— WORK ORDER —
The whole listing is to be repeated exactly. Add nothing.

== RECORDED INFORMATION ==

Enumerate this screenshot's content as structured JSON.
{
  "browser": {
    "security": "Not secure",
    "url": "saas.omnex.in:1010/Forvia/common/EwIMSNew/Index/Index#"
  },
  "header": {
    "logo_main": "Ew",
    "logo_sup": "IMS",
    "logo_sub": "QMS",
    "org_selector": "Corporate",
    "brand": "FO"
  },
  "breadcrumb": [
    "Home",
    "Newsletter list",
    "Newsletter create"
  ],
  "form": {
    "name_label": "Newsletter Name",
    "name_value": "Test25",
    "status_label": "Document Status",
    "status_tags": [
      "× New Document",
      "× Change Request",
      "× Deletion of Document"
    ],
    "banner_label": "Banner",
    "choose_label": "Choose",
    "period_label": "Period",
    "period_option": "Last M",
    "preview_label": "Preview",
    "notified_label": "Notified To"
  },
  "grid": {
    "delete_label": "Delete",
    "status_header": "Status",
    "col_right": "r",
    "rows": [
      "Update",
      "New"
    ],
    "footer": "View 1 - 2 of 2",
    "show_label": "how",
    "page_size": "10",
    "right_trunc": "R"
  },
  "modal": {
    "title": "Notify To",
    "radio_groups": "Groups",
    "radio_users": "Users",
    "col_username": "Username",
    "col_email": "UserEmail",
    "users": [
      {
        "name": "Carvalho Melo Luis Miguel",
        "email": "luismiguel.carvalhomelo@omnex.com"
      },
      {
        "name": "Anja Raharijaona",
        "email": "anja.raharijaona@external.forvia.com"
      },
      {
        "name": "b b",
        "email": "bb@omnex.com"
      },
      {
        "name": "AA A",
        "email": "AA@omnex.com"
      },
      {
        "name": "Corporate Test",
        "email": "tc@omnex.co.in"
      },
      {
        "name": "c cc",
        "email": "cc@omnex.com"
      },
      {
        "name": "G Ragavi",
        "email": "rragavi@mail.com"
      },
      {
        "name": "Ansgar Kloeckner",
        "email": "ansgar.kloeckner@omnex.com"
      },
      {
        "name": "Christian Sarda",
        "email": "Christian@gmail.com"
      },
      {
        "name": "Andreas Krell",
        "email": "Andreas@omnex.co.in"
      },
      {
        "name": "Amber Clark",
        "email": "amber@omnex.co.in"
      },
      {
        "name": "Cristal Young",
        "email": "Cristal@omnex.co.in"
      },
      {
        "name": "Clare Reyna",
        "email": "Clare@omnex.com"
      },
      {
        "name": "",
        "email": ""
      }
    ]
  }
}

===

— RESPONSE FOR THIS EXERCISE —
Enumerate this screenshot's content as structured JSON.
{
  "browser": {
    "security": "Not secure",
    "url": "saas.omnex.in:1010/Forvia/common/EwIMSNew/Index/Index#"
  },
  "header": {
    "logo_main": "Ew",
    "logo_sup": "IMS",
    "logo_sub": "QMS",
    "org_selector": "Corporate",
    "brand": "FO"
  },
  "breadcrumb": [
    "Home",
    "Newsletter list",
    "Newsletter create"
  ],
  "form": {
    "name_label": "Newsletter Name",
    "name_value": "Test25",
    "status_label": "Document Status",
    "status_tags": [
      "× New Document",
      "× Change Request",
      "× Deletion of Document"
    ],
    "banner_label": "Banner",
    "choose_label": "Choose",
    "period_label": "Period",
    "period_option": "Last M",
    "preview_label": "Preview",
    "notified_label": "Notified To"
  },
  "grid": {
    "delete_label": "Delete",
    "status_header": "Status",
    "col_right": "r",
    "rows": [
      "Update",
      "New"
    ],
    "footer": "View 1 - 2 of 2",
    "show_label": "how",
    "page_size": "10",
    "right_trunc": "R"
  },
  "modal": {
    "title": "Notify To",
    "radio_groups": "Groups",
    "radio_users": "Users",
    "col_username": "Username",
    "col_email": "UserEmail",
    "users": [
      {
        "name": "Carvalho Melo Luis Miguel",
        "email": "luismiguel.carvalhomelo@omnex.com"
      },
      {
        "name": "Anja Raharijaona",
        "email": "anja.raharijaona@external.forvia.com"
      },
      {
        "name": "b b",
        "email": "bb@omnex.com"
      },
      {
        "name": "AA A",
        "email": "AA@omnex.com"
      },
      {
        "name": "Corporate Test",
        "email": "tc@omnex.co.in"
      },
      {
        "name": "c cc",
        "email": "cc@omnex.com"
      },
      {
        "name": "G Ragavi",
        "email": "rragavi@mail.com"
      },
      {
        "name": "Ansgar Kloeckner",
        "email": "ansgar.kloeckner@omnex.com"
      },
      {
        "name": "Christian Sarda",
        "email": "Christian@gmail.com"
      },
      {
        "name": "Andreas Krell",
        "email": "Andreas@omnex.co.in"
      },
      {
        "name": "Amber Clark",
        "email": "amber@omnex.co.in"
      },
      {
        "name": "Cristal Young",
        "email": "Cristal@omnex.co.in"
      },
      {
        "name": "Clare Reyna",
        "email": "Clare@omnex.com"
      },
      {
        "name": "",
        "email": ""
      }
    ]
  }
}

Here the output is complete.